Your objective: Copy every line below where the string "this" is found.

Entries provided:
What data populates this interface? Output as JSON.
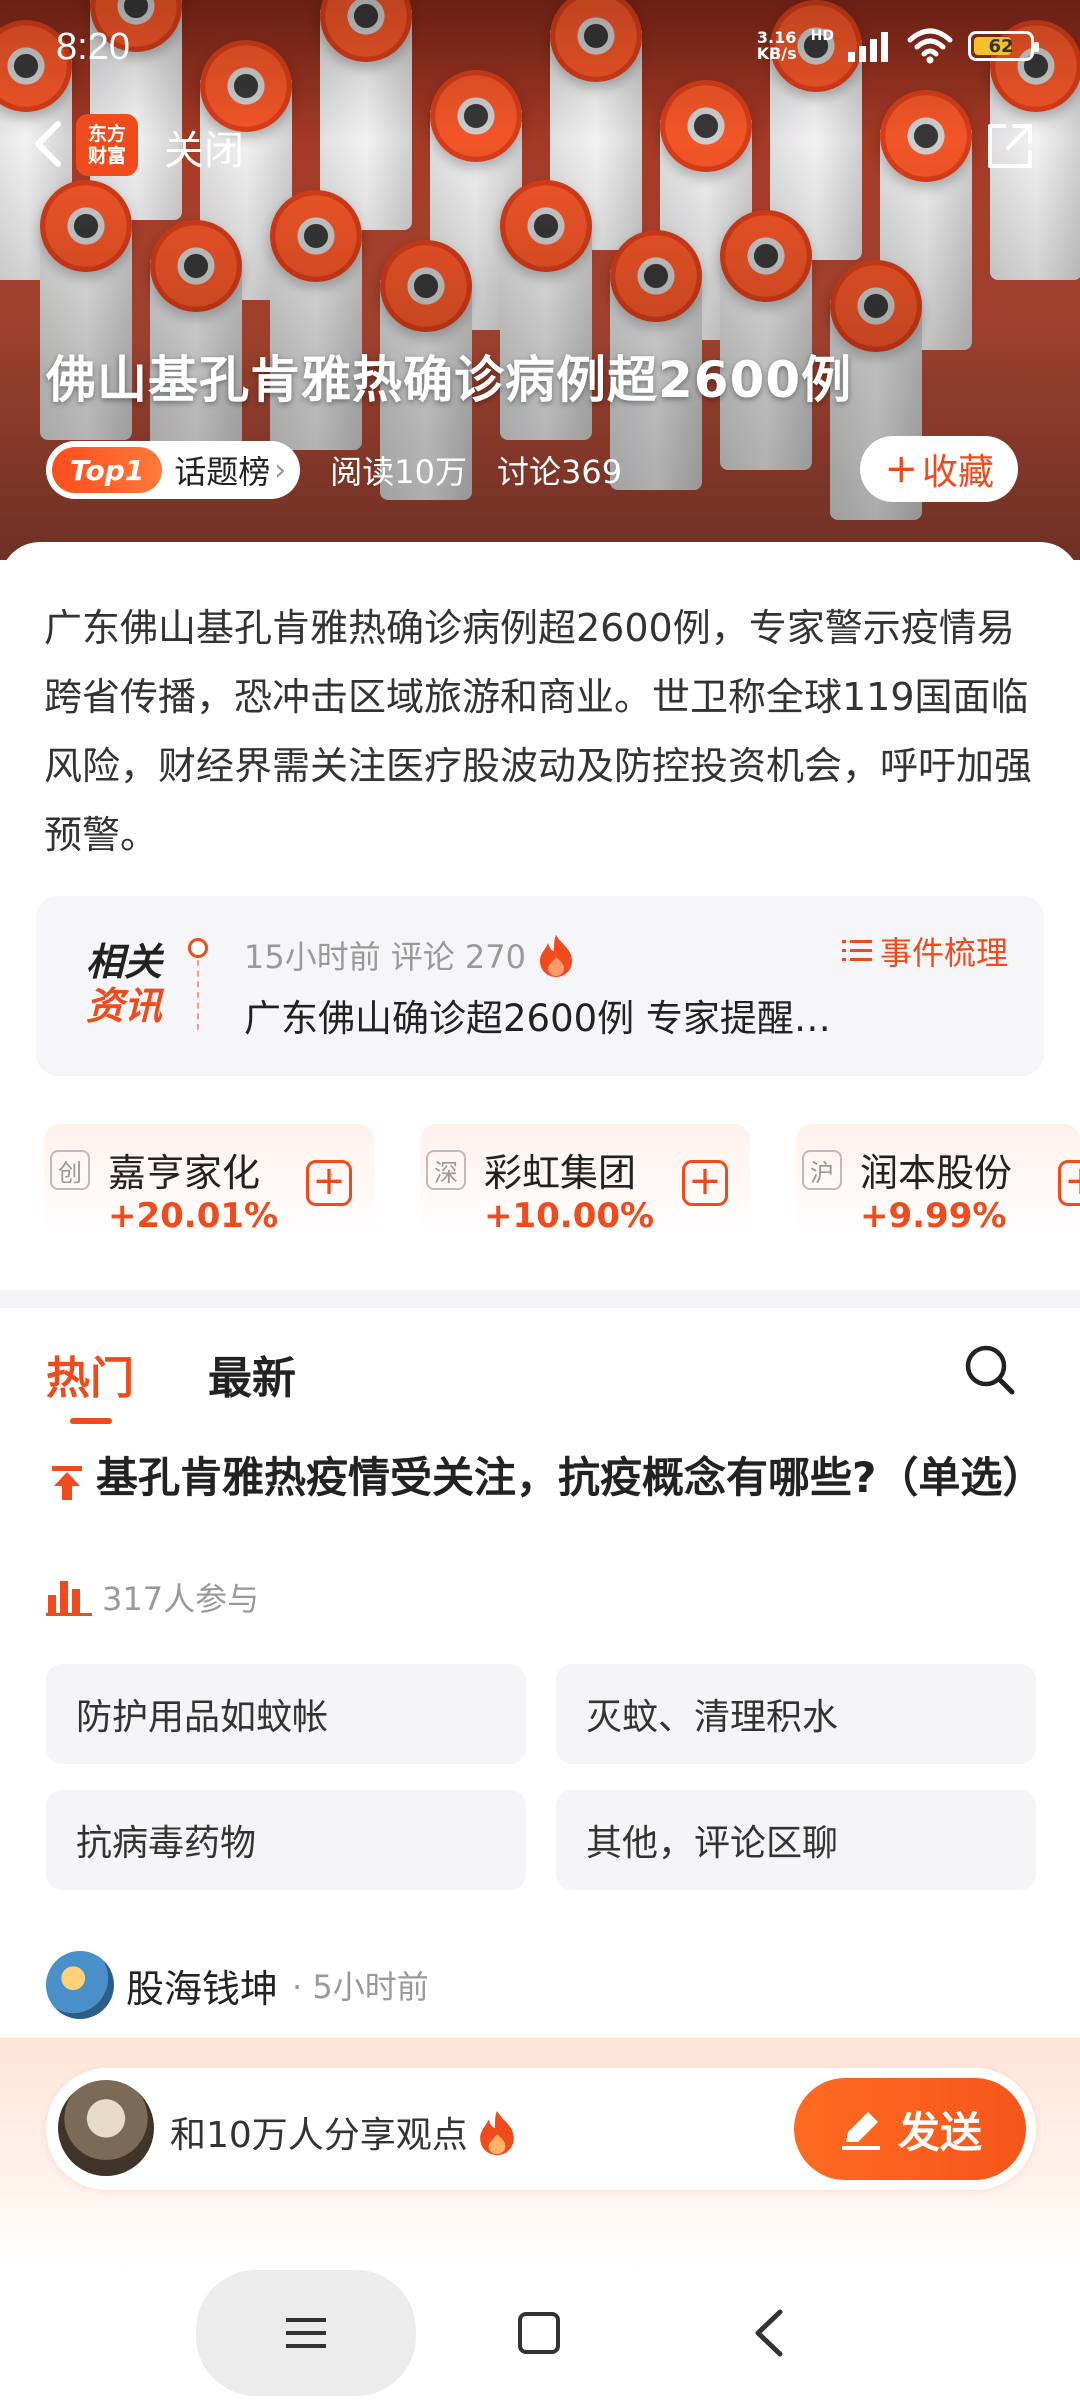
{
  "status": {
    "time": "8:20",
    "net_speed_value": "3.16",
    "net_speed_unit": "KB/s",
    "hd": "HD",
    "battery": "62"
  },
  "nav": {
    "logo_line1": "东方",
    "logo_line2": "财富",
    "close_label": "关闭"
  },
  "hero": {
    "title": "佛山基孔肯雅热确诊病例超2600例",
    "top_badge": "Top1",
    "topic_label": "话题榜",
    "topic_chevron": "›",
    "reads": "阅读10万",
    "discussions": "讨论369",
    "fav_plus": "+",
    "fav_label": "收藏"
  },
  "summary": {
    "text": "广东佛山基孔肯雅热确诊病例超2600例，专家警示疫情易跨省传播，恐冲击区域旅游和商业。世卫称全球119国面临风险，财经界需关注医疗股波动及防控投资机会，呼吁加强预警。"
  },
  "related": {
    "tag_line1": "相关",
    "tag_line2": "资讯",
    "time": "15小时前",
    "comments": "评论 270",
    "headline": "广东佛山确诊超2600例 专家提醒…",
    "sort_label": "事件梳理"
  },
  "stocks": [
    {
      "exchange": "创",
      "name": "嘉亨家化",
      "change": "+20.01%"
    },
    {
      "exchange": "深",
      "name": "彩虹集团",
      "change": "+10.00%"
    },
    {
      "exchange": "沪",
      "name": "润本股份",
      "change": "+9.99%"
    }
  ],
  "tabs": {
    "hot": "热门",
    "latest": "最新"
  },
  "poll": {
    "title": "基孔肯雅热疫情受关注，抗疫概念有哪些?（单选）",
    "participants": "317人参与",
    "options": [
      "防护用品如蚊帐",
      "灭蚊、清理积水",
      "抗病毒药物",
      "其他，评论区聊"
    ]
  },
  "author": {
    "name": "股海钱坤",
    "time": "· 5小时前"
  },
  "composer": {
    "placeholder": "和10万人分享观点",
    "send_label": "发送"
  },
  "colors": {
    "accent": "#f04b1c",
    "battery": "#f3c12b",
    "muted": "#999999"
  }
}
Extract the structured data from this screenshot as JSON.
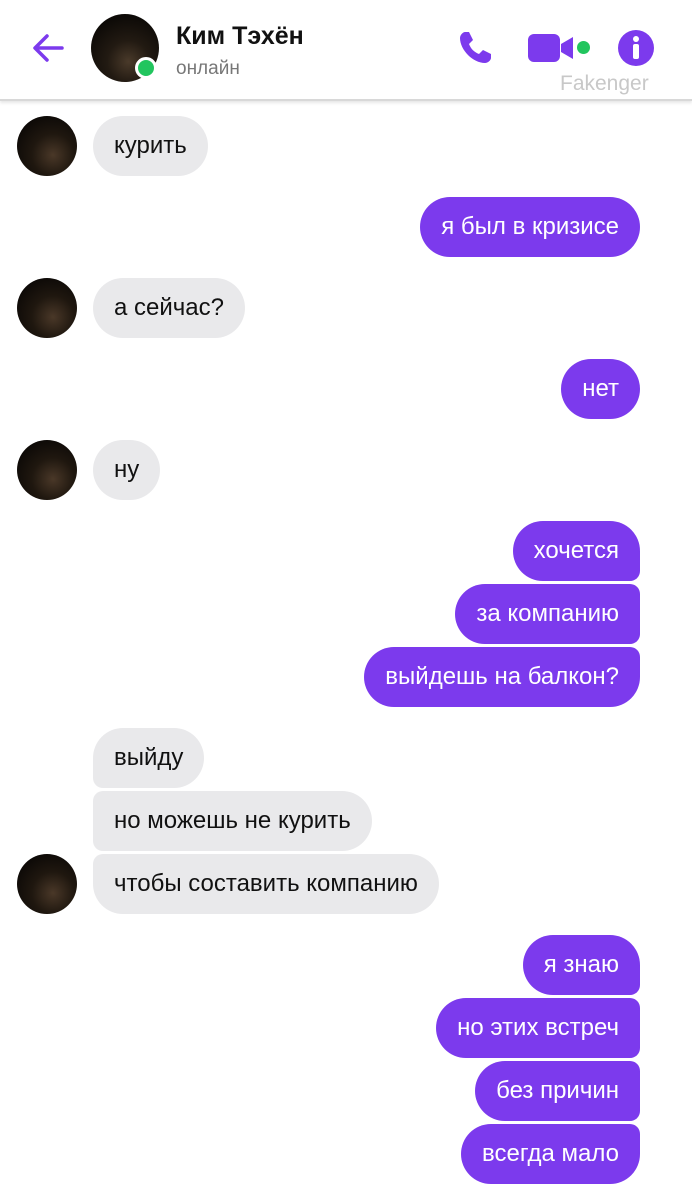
{
  "header": {
    "contact_name": "Ким Тэхён",
    "status": "онлайн",
    "watermark": "Fakenger",
    "icons": [
      "back-arrow-icon",
      "phone-icon",
      "video-camera-icon",
      "info-icon"
    ],
    "accent_color": "#7c3aed",
    "online_color": "#22c55e"
  },
  "messages": [
    {
      "from": "contact",
      "text": "курить"
    },
    {
      "from": "me",
      "text": "я был в кризисе"
    },
    {
      "from": "contact",
      "text": "а сейчас?"
    },
    {
      "from": "me",
      "text": "нет"
    },
    {
      "from": "contact",
      "text": "ну"
    },
    {
      "from": "me",
      "text": "хочется"
    },
    {
      "from": "me",
      "text": "за компанию"
    },
    {
      "from": "me",
      "text": "выйдешь на балкон?"
    },
    {
      "from": "contact",
      "text": "выйду"
    },
    {
      "from": "contact",
      "text": "но можешь не курить"
    },
    {
      "from": "contact",
      "text": "чтобы составить компанию"
    },
    {
      "from": "me",
      "text": "я знаю"
    },
    {
      "from": "me",
      "text": "но этих встреч"
    },
    {
      "from": "me",
      "text": "без причин"
    },
    {
      "from": "me",
      "text": "всегда мало"
    }
  ]
}
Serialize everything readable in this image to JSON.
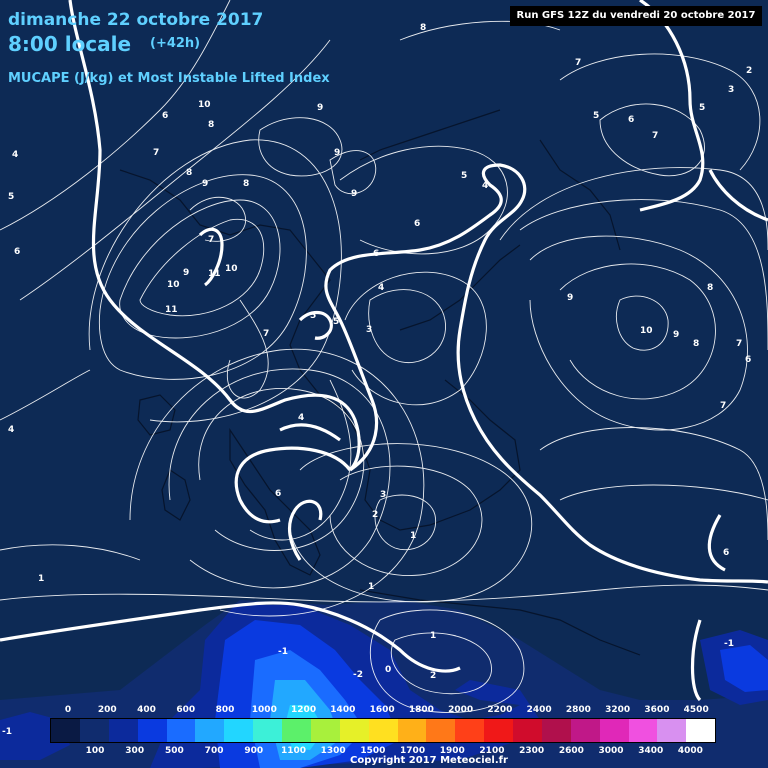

Exercise response:
What data populates this interface? Output as JSON.
Extract the structured data from this screenshot as JSON.
Serialize everything readable in this image to JSON.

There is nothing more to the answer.